  • Nausea
  • Dizziness
  • Aggression
  • Anxiety
  • Shakiness

Continued excessive use of alcohol over a period of time can have effects on your physical appearance as well. These effects can include dull and discolored skin, discolored/rotting teeth, and even hair loss.

Equally frightening are symptoms of bulimia such as:

  • Dental cavities
  • Dehydration
  • Electrolyte imbalance
  • Constipation
  • Heartburn

Combining alcohol and bulimia creates a potentially deadly outcome for most individuals.

Dual Diagnosis Statistics

While you may not believe that you personally know an individual suffering from alcoholism and bulimia, it’s estimated that 30-35% of women seeking treatment for bulimia have an alcohol disorder. Additionally, studies show that 20-25% of women who are not currently seeking treatment have a co-occurring disorder of bulimia and alcoholism.

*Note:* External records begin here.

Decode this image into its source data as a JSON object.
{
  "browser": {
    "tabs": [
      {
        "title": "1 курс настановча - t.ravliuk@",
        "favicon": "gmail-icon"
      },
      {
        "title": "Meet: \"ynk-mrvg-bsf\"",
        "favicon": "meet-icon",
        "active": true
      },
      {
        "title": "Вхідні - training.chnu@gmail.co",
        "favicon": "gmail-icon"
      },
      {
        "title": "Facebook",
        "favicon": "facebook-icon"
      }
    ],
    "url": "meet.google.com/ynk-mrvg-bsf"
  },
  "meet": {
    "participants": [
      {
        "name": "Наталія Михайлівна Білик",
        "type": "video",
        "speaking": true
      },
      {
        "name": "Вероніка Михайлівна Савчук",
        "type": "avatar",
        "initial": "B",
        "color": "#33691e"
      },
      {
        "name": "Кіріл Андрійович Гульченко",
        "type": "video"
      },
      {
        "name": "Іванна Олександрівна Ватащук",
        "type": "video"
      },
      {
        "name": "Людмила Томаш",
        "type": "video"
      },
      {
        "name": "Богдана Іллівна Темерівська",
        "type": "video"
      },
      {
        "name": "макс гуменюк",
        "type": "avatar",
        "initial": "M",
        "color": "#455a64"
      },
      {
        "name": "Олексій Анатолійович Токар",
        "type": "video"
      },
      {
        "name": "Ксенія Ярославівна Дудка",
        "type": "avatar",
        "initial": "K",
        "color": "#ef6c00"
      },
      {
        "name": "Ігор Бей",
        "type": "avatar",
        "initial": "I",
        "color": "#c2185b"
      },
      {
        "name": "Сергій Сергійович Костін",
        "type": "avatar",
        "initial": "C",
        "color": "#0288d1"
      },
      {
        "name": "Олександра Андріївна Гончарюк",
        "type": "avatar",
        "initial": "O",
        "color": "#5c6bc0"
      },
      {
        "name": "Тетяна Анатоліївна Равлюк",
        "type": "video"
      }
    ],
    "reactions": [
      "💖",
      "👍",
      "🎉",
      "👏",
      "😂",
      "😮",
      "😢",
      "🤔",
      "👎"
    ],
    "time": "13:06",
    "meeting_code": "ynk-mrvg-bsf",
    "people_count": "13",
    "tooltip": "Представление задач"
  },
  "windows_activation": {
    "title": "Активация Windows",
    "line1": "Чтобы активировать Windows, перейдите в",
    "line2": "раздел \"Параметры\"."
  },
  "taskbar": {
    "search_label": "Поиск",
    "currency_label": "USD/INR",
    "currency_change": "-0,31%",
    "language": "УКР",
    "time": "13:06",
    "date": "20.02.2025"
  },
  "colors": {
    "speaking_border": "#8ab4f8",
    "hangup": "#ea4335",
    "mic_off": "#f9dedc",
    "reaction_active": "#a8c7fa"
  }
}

Having both addictions increases your chances in developing more severe symptoms, some of which include a higher level of anxiety and depression, higher likelihood of hospitalization for psychiatric problems, and a higher likelihood of exhibiting suicidal behavior. Each addiction has its own severe list of symptoms, and combined, these lists are life threatening.

Identifying Signs

As with most addictions, those who are suffering rarely step forward with their struggles, or ask for help. Noticing a severe change in weight can be a major indicator that something is wrong. However, losing a noticeable amount of weight means the disorder has been going on for a while. Muscle in the body provides a higher amount of nutrients than fat. Starving your body will cause it to live off the muscle first, then transition to surviving off stored fat.

Another sign is noticing the individual avoiding food all day, but engaging in heavy drinking in the evening. They think that drinking heavily in the evening will provide the calories their body is looking for after “saving calories” by not eating during the day. This can ultimately lead to heavy intoxication since there is nothing in their system to absorb the alcohol. With heavy intoxication comes purging. Your body is trying to get rid of the harmful liquid consumed, and this is the fastest way it knows how.

While drinking to the point of purging is dangerous for anyone, it’s extremely dangerous for someone who has an eating disorder. Purging after not consuming anything can lead to dangerous dehydration, and other internal deficits. Alternatively, eating during the day and then drinking to the point of purging so as not to consume any calories leads to dangerous side effects since the body isn’t able to absorb key nutrients.

Co-occurring disorders are complex and require help from a medical professional. If you or someone you know are currently living with an eating disorder and alcoholism please know you are not alone. It is never too late for help, or to start your path to recovery.

 

 

References

https://www.eatingdisorderhope.com/treatment-for-eating-disorders/co-occurring-dual-diagnosis/alcohol-substance-abuse/similarities-between-bulimia-and-alcoholism-what-does-research-show

https://www.futuresofpalmbeach.com/eating-disorder-treatment/bulimia-nervosa/bulimia-alcoholism/

https://www.mentalhelp.net/articles/bulimia-and-alcoholism/